A Case Report of Perioperative Jerks in a Patient Undergoing Cranioplasty under General Anaesthesia
Professor, Department of Anaesthesiology, Mahatma Gandhi Medical College and Research Institute, Sri Balaji Vidypeeth, Puducherry, India.

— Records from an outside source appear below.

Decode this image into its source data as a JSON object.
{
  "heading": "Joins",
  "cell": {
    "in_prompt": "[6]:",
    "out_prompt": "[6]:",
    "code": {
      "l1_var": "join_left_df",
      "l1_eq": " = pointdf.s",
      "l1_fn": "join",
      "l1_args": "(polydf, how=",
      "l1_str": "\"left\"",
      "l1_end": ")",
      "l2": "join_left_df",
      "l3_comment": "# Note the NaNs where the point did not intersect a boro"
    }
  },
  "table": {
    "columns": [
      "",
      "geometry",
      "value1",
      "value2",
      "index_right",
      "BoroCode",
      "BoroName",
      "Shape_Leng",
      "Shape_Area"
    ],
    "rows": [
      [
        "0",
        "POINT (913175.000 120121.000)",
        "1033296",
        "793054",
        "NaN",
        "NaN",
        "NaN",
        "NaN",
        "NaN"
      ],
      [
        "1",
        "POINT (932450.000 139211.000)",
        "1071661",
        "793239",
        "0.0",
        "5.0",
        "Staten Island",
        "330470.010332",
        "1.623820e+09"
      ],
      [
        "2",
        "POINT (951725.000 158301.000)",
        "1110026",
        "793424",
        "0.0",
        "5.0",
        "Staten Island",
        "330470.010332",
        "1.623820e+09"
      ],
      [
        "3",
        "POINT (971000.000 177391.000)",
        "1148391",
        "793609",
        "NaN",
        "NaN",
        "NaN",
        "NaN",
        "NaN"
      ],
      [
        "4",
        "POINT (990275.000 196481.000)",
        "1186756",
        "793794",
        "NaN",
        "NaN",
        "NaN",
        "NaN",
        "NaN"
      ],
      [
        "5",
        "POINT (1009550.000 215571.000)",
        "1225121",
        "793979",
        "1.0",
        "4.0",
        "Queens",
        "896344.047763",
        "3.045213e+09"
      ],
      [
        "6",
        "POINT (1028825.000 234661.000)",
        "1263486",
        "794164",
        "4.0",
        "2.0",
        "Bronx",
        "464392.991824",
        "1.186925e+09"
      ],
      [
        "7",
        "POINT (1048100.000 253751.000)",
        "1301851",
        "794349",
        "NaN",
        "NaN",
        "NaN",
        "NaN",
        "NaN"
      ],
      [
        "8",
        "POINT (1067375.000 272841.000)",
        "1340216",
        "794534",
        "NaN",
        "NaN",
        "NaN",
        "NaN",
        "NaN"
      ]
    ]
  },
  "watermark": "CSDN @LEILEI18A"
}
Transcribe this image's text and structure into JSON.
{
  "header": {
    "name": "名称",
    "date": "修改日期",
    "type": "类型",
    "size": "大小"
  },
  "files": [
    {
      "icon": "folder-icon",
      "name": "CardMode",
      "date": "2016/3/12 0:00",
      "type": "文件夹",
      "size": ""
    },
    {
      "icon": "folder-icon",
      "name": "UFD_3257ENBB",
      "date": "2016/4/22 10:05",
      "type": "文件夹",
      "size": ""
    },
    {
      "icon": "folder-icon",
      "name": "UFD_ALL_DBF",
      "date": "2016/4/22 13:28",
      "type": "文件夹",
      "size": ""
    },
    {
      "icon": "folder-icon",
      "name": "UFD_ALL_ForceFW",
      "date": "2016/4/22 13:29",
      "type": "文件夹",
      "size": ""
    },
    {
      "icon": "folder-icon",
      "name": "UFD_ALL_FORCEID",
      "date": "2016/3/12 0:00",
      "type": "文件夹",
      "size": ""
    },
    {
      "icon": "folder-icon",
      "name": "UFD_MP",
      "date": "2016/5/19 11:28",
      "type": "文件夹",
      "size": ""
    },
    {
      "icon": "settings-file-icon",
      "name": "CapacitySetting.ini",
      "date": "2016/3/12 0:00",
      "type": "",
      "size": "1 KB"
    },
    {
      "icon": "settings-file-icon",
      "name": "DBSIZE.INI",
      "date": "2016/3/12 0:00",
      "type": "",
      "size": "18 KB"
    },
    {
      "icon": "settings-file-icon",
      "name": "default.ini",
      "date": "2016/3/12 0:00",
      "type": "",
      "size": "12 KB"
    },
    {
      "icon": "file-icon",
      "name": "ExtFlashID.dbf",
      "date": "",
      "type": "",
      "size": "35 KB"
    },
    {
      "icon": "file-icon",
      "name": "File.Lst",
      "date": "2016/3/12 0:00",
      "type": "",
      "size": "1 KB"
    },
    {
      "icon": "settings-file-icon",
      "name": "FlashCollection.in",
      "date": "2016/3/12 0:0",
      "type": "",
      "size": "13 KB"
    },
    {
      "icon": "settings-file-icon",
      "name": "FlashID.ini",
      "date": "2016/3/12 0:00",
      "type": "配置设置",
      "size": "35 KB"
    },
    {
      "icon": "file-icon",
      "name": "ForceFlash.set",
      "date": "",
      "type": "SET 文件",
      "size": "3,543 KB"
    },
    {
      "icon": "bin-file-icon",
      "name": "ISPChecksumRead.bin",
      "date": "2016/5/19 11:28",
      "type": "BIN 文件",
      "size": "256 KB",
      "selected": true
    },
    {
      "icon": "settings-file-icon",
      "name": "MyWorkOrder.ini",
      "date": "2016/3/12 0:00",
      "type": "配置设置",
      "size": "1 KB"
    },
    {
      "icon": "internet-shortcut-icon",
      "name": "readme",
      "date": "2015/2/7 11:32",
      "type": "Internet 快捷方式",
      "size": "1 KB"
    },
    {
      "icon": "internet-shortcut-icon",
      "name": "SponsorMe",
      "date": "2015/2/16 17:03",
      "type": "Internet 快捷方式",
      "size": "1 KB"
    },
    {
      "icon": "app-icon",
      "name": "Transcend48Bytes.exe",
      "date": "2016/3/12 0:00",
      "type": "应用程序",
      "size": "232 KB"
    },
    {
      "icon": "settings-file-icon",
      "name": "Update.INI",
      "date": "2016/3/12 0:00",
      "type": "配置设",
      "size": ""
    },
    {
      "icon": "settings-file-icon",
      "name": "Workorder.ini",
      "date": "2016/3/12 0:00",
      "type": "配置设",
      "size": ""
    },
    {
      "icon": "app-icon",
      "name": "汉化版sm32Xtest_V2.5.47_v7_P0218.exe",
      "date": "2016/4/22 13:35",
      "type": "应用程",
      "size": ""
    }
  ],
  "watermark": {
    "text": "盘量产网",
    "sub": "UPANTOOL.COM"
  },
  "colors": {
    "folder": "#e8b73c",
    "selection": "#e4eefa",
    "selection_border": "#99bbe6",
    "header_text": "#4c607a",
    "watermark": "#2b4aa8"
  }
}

After neurosurgical procedures, perioperative seizures are relatively common. It is extremely rare for a patient to experience intraoperative jerky movements while under General Anaesthesia (GA). The authors, hereby presented a 25-year-old male who was scheduled for cranioplasty. The routine investigations within normal limits and there were no preoperative morbidities. He was taking phenytoin. The procedure began with a routine GA with controlled ventilation using sevoflurane and vecuronium. After 45 minutes of uneventful intraoperative course, perioperatively, involuntary jerking movements of his arms and legs were observed, which resolved on their own. A muscle relaxant was given to prevent further episodes of muscle jerks, but they persisted for a few minutes. Except for a slight increase in blood pressure, all other parameters were normal. Following a smooth extubation around 90 minutes later, he was shifted to postoperative high dependency unit with stable vitals. Supplemental oxygen was administered via a simple facial mask. The patient had another episode of persistent jerky movements of his foot lasting for 30 seconds after 10 minutes with no loss of consciousness. One mg of intravenous midazolam was administered. The complete absence of a loss of consciousness goes against a seizure. The postoperative course was uneventful and a follow-up for two months was non contributory. It can be concluded that a combination of sevoflurane and phenytoin in a setting of a neurosurgical intervention could have possibly caused a jerky motion. This case is presented for its rarity.